The wreck site of the Montevideo Maru, a Japanese freighter carrying over 1,000 prisoners of war — the majority of them Australian — that was sunk by a US submarine during World War II has been found.
The sunken vessel was found off the coast of the Philippines at a depth of more than 4,000/13,123ft, according to a release from the SilentWorld Foundation which organized the expedition.
Approximately 979 Australian troops and civilians perished in the worst maritime disaster in Australia’s history. The ship’s location has been an enduring mystery since it was torpedoed on July 1, 1942 by the USS Sturgeon.
Unbeknownst to the submarine, the Montevideo Maru was carrying prisoners of war and civilians who had been captured in the fall of Rabaul a few months earlier.
Approximately 1,060 prisoners, both military and civilian, were lost. The ship sank with at least 850 Australian service members and 210 civilians from 14 countries, who ranged from a boy aged 15 to men in their sixties.
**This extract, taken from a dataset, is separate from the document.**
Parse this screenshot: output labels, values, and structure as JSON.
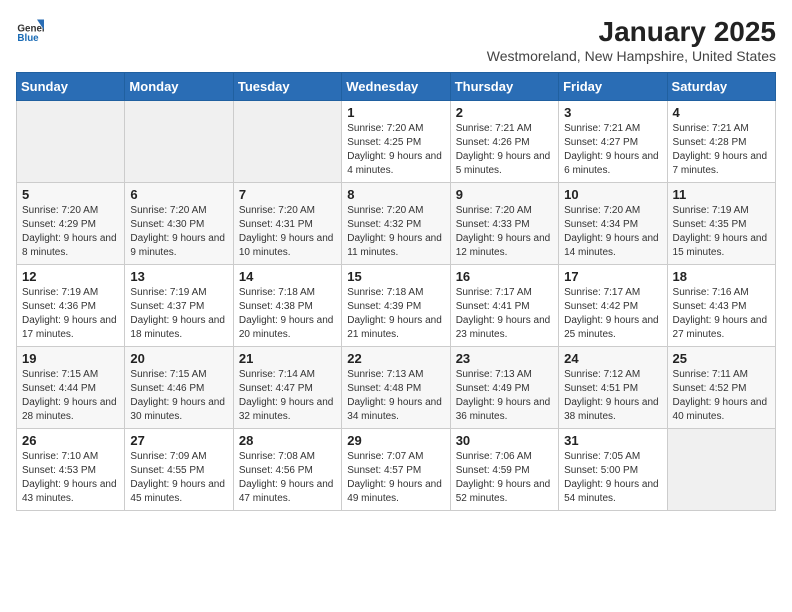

Almost twice as many Australians died in this one incident than were killed in the entire Vietnam War. Significantly more were lost than in the sinking of the HMAS Sydney (645) in 1941 and the hospital ship Centaur (268) in 1943.
The wreck was discovered on an expedition put together by the Silentworld Foundation, which is dedicated to maritime archaeology and history, and Dutch deep-sea survey company Fugro, with support from the Australian Department of Defence.
Australian businessman, maritime history philanthropist and explorer John Mullen, the director of Silentworld, led the expedition.
“The discovery of the Montevideo Maru closes a terrible chapter in Australian military and maritime history. Families waited years for news of their missing loved ones, before learning of the tragic outcome of the sinking. Some never fully came to accept that their loved ones were among the victims. Today, by finding the vessel, we hope to bring closure to the many families devastated by this terrible disaster.”
Australia’s Prime Minister Anthony Albanese said in a tweet:
“At long last, the resting place of the lost souls of the Montevideo Maru has been found. Among the 1,060 prisoners on board were 850 Australian service members – their lives cut short. The extraordinary effort behind this discovery speaks for the enduring truth of Australia’s solemn national promise to always remember and honour those who served our country. We hope today’s news brings a measure of comfort to loved ones who have kept a long vigil.”
For more info, check out the Silentworld Foundation website.
At long last, the resting place of the lost souls of the Montevideo Maru has been found.
Among the 1,060 prisoners on board were 850 Australian service members – their lives cut short.
We hope today’s news brings a measure of comfort to loved ones who have kept a long vigil. pic.twitter.com/husOu6peUL
— Anthony Albanese (@AlboMP) April 21, 2023